One of the good things about Android tablets is their software can often be modified from the original factory version to get newer software with more features, even when manufacturers fail to provide updates to newer versions of Android themselves.
That’s case with the original Kindle Fire from Amazon. It runs an ancient version of Android (Android 2.3) and doesn’t come with access to Google Play or have any customization options whatsoever because it has Amazon’s custom software that has a limited amount of features and is locked into Amazon ecosystem.
As the newer Kindle Fire HD tablets regularly get new software updates and features, the original Kindle Fire and 2nd gen Kindle Fire have basically gotten all the improvements they are going to get at this point. Amazon doesn’t have much incentive to improve older models, but that’s not going to stop them from continuing to sell them, of course.
Luckily with the Kindle Fire being such a popular brand, there’s been ample development for 3rd party software that runs on it just as well as the stock operating system, even better if you count all the added features.
Up until recently, modifying a Kindle Fire’s software took a touch of technical work and know-how to get up and running. But not anymore. The folks at N2A now offer a tool that can install Android 4.2 Jelly Bean on the original Kindle Fire and 2nd gen Kindle Fire with just a couple of mouse clicks. They can even do it remotely if you’re not up to the task.
I’ve tested numerous N2A cards in the past for the Nook HD+, Nook Color, and Nook Tablet. Generally the cards work quite well, and offer a good alternative to B&N’s software, but the problem with the Kindle Fire has always been it doesn’t have a memory card slot. With the Nook, the alternate operating system boots entirely off a microSD card inserted in the Nook, thus maintaining the stock OS entirely.
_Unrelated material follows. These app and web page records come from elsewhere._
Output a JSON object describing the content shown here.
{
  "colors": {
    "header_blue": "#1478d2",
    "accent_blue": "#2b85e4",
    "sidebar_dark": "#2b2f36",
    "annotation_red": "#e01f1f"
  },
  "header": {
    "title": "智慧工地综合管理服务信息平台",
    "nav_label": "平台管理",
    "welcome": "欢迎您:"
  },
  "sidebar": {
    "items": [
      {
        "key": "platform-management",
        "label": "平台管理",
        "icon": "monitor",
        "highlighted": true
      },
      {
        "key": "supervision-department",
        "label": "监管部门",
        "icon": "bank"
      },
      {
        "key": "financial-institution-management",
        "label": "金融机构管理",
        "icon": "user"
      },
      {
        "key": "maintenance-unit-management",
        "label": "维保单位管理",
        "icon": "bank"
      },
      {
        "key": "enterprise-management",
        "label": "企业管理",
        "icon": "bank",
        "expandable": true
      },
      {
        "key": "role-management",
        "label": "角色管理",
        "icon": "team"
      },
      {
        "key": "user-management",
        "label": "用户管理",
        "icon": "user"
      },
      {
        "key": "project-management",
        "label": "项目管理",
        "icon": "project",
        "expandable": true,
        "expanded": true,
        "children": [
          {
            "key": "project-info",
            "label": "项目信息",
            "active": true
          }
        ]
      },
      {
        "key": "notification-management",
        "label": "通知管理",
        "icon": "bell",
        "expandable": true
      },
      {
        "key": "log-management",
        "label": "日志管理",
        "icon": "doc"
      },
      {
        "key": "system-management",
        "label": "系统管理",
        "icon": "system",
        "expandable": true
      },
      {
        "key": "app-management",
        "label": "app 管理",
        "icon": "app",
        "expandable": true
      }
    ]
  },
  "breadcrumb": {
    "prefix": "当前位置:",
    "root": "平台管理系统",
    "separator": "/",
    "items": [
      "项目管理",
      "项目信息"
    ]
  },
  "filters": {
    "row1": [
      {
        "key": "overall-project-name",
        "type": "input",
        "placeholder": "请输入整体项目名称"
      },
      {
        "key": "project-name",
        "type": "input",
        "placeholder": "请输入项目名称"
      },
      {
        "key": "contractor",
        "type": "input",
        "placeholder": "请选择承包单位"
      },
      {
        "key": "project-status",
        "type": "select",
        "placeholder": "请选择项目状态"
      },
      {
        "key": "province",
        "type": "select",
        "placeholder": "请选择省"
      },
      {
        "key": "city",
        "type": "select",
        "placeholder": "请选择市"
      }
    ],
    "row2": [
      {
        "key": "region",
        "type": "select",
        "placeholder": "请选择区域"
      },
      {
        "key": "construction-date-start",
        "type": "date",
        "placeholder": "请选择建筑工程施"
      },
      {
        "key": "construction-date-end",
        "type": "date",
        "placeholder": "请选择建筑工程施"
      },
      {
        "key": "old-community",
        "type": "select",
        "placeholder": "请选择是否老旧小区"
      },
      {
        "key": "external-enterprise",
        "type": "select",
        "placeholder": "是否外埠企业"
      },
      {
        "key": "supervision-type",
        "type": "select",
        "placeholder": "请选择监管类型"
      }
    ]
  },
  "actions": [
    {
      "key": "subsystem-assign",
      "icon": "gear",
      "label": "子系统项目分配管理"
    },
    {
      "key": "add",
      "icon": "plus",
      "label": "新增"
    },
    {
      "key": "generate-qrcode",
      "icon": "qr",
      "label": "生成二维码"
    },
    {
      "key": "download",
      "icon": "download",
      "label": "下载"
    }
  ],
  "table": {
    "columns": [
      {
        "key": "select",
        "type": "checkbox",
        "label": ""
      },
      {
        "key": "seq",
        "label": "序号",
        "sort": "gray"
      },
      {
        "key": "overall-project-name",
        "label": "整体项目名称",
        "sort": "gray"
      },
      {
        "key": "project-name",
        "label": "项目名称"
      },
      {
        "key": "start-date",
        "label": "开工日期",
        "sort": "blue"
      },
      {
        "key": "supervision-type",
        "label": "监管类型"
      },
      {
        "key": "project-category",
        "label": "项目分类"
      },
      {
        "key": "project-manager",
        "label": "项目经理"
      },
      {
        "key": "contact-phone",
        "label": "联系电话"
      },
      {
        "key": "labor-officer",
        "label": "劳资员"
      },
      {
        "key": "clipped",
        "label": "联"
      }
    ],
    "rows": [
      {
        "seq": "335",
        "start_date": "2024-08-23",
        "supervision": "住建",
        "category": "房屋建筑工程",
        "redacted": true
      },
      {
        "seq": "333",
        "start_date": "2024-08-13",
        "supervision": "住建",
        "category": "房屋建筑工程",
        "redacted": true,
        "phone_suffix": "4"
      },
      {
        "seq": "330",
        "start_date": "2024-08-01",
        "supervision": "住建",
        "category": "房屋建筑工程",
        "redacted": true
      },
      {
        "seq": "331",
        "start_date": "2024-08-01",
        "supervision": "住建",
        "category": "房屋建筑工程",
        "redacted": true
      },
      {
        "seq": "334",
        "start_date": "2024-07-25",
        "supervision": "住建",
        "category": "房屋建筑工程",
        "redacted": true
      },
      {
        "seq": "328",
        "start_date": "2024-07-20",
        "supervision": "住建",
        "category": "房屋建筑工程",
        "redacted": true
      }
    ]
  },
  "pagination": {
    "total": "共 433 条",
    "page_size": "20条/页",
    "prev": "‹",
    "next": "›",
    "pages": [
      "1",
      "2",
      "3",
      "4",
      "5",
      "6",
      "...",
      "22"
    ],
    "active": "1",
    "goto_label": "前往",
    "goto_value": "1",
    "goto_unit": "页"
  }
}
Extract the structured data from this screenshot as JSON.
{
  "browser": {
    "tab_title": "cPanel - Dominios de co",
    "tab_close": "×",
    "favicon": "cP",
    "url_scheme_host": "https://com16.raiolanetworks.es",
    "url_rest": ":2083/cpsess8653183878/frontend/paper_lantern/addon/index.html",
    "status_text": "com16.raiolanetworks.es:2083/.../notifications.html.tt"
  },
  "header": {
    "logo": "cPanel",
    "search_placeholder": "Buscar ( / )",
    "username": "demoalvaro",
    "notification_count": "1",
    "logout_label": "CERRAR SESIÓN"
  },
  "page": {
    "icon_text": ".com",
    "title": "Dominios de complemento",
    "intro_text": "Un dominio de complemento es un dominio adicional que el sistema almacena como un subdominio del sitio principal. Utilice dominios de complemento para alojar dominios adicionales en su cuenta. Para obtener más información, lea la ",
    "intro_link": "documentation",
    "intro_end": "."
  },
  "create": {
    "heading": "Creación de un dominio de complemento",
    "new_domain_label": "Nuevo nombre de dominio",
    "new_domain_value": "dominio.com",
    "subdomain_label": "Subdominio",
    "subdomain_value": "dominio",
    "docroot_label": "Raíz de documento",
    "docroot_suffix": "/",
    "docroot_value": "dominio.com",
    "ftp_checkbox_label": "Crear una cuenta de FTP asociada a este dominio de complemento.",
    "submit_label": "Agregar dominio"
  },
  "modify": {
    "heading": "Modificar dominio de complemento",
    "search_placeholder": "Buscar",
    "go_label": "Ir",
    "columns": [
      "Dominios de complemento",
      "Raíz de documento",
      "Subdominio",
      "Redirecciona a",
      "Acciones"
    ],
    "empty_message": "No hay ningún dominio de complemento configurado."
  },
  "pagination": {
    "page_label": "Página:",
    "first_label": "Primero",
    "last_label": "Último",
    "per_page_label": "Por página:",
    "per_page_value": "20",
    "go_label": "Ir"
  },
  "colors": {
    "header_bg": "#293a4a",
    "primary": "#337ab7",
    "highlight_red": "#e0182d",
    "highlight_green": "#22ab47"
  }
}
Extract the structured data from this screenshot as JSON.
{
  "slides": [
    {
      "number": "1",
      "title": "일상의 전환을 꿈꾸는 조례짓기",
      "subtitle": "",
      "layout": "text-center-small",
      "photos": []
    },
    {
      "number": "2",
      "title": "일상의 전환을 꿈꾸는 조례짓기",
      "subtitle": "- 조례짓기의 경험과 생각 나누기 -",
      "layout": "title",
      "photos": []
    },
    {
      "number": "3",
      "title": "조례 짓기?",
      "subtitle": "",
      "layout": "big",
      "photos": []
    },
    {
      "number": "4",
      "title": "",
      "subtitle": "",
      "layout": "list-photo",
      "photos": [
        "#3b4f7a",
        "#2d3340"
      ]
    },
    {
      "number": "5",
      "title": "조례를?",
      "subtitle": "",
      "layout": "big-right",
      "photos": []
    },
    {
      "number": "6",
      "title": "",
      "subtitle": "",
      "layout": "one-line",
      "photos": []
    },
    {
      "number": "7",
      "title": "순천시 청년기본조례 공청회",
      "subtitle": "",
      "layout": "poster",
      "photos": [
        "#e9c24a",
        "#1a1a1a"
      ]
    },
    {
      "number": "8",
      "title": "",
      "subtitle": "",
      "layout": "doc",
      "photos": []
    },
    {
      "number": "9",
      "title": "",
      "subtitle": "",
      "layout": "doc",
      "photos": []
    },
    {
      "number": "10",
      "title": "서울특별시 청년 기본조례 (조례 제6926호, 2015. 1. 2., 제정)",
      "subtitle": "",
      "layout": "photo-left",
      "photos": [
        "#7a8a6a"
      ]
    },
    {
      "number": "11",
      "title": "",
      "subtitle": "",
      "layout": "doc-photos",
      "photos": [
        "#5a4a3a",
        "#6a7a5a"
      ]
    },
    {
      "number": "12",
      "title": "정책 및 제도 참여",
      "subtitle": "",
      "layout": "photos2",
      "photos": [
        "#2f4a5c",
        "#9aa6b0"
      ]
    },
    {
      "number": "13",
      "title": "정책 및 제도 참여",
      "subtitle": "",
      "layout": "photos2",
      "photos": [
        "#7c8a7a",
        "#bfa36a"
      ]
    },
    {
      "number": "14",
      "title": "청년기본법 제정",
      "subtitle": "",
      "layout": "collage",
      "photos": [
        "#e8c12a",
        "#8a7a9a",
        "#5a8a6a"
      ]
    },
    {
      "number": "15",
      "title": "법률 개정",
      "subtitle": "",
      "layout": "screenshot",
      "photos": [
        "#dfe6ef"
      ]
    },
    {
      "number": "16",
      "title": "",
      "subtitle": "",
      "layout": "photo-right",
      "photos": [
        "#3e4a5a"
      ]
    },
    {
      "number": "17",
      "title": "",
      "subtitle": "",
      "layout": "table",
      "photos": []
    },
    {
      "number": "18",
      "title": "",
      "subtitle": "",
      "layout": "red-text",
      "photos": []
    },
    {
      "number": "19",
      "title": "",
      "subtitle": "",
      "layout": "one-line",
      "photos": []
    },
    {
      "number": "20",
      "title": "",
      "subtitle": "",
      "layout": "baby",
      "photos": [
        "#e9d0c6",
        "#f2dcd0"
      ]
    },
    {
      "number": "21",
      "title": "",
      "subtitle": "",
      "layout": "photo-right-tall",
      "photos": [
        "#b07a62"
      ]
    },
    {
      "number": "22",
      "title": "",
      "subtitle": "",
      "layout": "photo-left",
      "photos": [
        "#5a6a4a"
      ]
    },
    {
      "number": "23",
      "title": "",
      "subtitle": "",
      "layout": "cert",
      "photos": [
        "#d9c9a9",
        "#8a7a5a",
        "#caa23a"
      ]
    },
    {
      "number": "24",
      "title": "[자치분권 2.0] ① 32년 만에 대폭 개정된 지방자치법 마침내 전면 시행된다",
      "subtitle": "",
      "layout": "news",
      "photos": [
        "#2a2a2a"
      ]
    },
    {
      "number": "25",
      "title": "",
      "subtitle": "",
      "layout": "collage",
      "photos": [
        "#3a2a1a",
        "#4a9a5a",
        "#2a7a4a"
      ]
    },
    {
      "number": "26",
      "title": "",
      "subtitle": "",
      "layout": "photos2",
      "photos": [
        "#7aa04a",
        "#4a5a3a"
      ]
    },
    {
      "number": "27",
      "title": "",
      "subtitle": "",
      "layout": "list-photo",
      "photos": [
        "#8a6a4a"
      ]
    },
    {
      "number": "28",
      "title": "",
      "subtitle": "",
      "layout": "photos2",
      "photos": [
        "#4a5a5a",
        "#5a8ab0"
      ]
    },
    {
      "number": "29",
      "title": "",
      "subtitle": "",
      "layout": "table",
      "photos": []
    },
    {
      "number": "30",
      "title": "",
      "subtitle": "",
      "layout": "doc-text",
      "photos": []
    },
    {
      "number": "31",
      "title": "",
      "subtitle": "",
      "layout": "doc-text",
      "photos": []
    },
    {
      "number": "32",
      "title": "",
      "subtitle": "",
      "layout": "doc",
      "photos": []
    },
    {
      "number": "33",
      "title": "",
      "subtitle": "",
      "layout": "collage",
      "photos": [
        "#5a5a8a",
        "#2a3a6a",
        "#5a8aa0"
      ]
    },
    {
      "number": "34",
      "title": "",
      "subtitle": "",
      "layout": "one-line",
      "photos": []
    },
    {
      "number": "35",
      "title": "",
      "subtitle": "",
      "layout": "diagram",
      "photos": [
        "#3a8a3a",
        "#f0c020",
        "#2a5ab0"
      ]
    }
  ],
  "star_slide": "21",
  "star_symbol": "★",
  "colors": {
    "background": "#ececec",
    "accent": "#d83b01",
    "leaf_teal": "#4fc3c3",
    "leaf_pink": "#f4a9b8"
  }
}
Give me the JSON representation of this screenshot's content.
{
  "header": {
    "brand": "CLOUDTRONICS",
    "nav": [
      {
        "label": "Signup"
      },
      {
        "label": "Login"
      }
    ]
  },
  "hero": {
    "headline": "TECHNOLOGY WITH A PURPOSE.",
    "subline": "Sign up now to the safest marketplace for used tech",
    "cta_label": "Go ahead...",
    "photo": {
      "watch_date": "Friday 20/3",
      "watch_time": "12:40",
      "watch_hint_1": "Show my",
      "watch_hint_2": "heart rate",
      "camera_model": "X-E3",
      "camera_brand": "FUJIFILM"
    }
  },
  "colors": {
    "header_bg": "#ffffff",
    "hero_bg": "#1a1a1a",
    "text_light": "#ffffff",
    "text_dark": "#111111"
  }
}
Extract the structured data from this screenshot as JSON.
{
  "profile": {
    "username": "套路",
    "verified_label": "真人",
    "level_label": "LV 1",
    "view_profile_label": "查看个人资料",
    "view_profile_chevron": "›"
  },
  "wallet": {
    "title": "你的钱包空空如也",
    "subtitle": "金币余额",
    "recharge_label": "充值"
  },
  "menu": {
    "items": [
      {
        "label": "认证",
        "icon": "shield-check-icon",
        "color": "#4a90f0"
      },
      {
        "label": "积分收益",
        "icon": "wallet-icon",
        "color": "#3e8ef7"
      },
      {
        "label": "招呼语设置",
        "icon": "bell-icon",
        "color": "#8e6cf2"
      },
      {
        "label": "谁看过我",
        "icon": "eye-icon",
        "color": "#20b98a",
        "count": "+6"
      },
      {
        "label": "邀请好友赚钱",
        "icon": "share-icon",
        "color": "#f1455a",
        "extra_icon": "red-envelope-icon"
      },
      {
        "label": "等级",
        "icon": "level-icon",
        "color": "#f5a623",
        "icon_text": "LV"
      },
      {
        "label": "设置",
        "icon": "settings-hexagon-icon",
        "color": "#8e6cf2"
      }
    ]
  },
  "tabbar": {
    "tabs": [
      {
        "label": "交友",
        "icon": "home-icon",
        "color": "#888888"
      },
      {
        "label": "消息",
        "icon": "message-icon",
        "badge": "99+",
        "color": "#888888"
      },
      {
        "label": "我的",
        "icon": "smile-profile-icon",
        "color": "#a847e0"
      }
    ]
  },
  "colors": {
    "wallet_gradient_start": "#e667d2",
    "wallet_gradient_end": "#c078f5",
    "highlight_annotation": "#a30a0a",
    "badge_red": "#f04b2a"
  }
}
With the Kindle Fire not having that option, it has taken N2A awhile to develop an automated package to make the process of installing an alternate operating system as easy as possible for the non-tech savvy. Now that option exists via N2Aos.com, and it costs $19.99.
Of course if you aren’t afraid of a little software modification you can install Android Jelly Bean on your Kindle Fire for free. I’ve had Android Jelly Bean installed on my Kindle Fire for 1 year now.
But if you want it simple and you want it now, N2Aos can breathe new life into your old Kindle Fire by turning it into an open Android tablet with Android 4.2 Jelly Bean software and all its perks. They also offer a tool to revert your Kindle Fire back to its original factory condition if you change your mind.
N2Aos is expected to add support for the Kindle Fire HD in the next few weeks as well. I just might try reviewing that version.